Unlike some other joint ventures, Goenka said Mahindra and International Truck designed their new truck line together instead of reproducing a product from another market. International Truck provided the initial engineering design. Mahindra engineers added styling to suit the local market, he said. International Truck tested and analyzed the designs.
Navistar said the partnership would provide parts sourcing and engineering services to International Truck.
And in November, Navistar announced a second joint venture – Mahindra International Engines Ltd. – that will produce diesel engines for the medium- and heavy-duty trucks.
Another Mahindra subsidiary, Mahindra Engineering Services, handles some outsourced International Truck engineering work, but Younessi said that is separate from the two joint ventures. International Truck employed the equivalent of 210 to 220 engineers and designers in India as of two weeks ago, he said.
Outsourced assignments take longer to complete because of the distance, and the finished work often is of poor quality, the union’s Coil said. If Fort Wayne workers find problems in a finished assignment, they must send it back to India to be fixed. Considering the trip from Fort Wayne to India takes about 24 hours, he said it can take five days for an assignment to be completed and returned to Fort Wayne.
Fort Wayne union leaders say local engineers wind up taking responsibility for teaching Indian contract workers about American quality standards. Fort Wayne workers are blamed if they miss a deadline because outsourced work had to be redone several times, said Dan VanDame, of UAW Local 2911’s bargaining committee.
International Truck’s workload varies, depending on its current projects. Sometimes short-term work swamps the Fort Wayne staff, Younessi said. The company hires outside firms to complete some assignments rather than hiring and later laying off local engineers.
“To avoid hiring and layoffs and that kind of instability, you outsource it,” he said, “and so we outsource it to Mahindra Engineering Services.”
Companies can save money by outsourcing work to countries where engineers earn less. Mahindra’s entry-level engineers typically earn $12,000 to $13,000 a year, Goenka said. Their salaries can double to $25,000 within five or six years.
Navistar does not release wage information. International Truck’s local union members earn a median wage of $57,915 a year, Coil said.
Mahindra International actually supports jobs in Fort Wayne, Goenka said. The Indian workers rely on a Fort Wayne support staff of 10 to 12 engineers, he said.

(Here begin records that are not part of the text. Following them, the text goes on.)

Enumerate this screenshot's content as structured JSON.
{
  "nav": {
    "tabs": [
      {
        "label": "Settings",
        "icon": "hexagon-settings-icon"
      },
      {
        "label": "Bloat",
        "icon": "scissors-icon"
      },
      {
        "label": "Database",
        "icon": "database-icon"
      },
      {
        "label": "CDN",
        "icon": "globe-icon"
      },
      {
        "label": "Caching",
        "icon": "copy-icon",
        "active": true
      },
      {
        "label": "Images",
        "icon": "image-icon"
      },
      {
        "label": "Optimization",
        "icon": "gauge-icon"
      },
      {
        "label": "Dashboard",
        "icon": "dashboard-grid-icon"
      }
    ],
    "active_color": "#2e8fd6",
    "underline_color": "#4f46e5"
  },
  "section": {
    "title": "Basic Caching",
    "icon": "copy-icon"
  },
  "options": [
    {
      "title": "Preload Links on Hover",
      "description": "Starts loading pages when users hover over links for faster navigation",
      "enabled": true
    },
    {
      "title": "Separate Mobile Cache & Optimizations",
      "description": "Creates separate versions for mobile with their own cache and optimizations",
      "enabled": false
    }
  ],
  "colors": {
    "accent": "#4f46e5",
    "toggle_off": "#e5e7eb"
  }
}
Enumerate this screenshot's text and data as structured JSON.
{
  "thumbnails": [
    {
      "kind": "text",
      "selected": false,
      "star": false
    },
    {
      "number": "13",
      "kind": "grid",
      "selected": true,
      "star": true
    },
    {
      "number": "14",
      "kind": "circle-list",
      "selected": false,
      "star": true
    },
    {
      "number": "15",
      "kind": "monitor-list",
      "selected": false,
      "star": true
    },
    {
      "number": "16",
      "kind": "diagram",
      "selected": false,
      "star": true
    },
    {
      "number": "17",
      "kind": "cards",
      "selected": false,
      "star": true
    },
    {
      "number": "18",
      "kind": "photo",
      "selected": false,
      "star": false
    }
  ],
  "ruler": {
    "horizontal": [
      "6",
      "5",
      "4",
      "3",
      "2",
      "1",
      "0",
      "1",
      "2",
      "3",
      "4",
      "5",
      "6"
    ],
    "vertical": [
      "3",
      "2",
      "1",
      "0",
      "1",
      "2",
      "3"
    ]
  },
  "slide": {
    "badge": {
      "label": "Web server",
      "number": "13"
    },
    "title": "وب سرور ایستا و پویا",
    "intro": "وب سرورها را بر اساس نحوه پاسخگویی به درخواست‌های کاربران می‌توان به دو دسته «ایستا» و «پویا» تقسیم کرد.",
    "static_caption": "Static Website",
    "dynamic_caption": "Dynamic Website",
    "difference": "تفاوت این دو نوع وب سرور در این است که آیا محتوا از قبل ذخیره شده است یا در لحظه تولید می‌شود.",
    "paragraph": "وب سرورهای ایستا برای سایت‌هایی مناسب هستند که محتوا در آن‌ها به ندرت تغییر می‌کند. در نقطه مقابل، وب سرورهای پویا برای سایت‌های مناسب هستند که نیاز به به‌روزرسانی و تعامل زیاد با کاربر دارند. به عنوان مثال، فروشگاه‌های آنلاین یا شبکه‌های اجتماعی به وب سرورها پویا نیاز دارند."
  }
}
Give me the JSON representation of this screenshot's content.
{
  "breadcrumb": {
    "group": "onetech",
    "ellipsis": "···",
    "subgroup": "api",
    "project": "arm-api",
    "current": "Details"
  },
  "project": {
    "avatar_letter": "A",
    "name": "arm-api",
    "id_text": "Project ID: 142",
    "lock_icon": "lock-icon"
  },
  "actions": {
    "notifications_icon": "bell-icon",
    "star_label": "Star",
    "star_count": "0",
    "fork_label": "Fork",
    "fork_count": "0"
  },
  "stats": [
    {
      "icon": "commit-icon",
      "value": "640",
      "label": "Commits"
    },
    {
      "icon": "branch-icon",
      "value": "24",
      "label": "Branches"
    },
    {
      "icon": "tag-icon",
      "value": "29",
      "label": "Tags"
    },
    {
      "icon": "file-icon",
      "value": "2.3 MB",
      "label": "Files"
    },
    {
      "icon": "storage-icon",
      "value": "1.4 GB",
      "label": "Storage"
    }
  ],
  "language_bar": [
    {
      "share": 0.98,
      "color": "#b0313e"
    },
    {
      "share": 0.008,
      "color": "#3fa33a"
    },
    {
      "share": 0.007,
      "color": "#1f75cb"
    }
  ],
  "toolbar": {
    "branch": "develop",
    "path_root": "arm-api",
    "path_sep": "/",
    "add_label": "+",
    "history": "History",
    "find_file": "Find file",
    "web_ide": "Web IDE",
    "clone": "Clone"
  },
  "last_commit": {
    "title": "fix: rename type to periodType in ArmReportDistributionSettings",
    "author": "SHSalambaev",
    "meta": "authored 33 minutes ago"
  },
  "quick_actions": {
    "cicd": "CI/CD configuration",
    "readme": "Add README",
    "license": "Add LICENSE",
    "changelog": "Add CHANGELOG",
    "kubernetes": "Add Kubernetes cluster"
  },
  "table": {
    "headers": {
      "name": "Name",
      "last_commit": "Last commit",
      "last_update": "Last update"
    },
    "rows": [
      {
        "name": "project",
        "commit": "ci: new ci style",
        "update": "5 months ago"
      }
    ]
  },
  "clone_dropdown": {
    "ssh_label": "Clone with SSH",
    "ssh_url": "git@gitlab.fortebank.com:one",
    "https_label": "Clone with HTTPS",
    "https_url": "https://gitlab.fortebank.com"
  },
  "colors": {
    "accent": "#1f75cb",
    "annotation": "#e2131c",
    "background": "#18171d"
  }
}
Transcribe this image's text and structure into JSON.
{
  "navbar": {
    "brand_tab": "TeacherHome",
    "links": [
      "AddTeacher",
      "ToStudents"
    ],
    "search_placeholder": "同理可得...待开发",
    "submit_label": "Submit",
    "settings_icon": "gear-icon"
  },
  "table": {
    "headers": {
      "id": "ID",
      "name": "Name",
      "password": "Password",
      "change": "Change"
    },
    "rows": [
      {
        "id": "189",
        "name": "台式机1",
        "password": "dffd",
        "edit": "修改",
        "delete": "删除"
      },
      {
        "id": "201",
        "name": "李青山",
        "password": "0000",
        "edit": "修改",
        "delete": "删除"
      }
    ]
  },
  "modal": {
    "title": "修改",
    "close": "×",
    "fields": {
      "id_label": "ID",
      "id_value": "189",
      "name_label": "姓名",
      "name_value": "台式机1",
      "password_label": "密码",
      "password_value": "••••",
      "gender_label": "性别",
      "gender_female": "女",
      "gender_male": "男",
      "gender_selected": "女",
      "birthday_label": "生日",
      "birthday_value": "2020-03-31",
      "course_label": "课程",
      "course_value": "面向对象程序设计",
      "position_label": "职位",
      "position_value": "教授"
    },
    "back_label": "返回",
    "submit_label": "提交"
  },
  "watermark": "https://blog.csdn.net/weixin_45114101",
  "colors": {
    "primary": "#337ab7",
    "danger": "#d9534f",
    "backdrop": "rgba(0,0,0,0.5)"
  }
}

Three more International Truck employees are working at the joint venture plants in Pune, east of Mumbai.
The joint venture won’t be the only one vying for a share of the Indian truck market, which grew 30 percent to 40 percent in 2006. Although Indian truck sales fell last year, Goenka said the earlier growth caught the attention of international truck manufacturers.
Columbus-based Cummins Inc. is producing medium- and heavy-duty truck engines for India’s leading truck producer, Tata Motors. Daimler Trucks formed a joint venture with another Indian company, Hero Group, last year. Volvo has a truck plant in southern India.
“So it’s going to become quite crowded,” Goenka said.
But Mahindra International is confident its medium- and heavy-duty trucks will gain traction in the marketplace, Goenka said. Its factory will initially produce 50,000 of these trucks a year. That production level would give Mahindra International a 15 percent share of the Indian market, he said. The company already produces 20,000 light-duty trucks a year.
Mahindra and Navistar officials declined to release details about the medium- and heavy-duty trucks, including the price, because of competitive concerns. Mahindra International’s existing light-duty trucks cost $12,000 to $13,000 each, Goenka said.
The truck line could be marketed in Africa, Eastern Europe and the Mideast as well as India, Goenka said.
“We’re trying to use the high-end knowledge of Fort Wayne and the low costs of India to create value for both companies,” he said.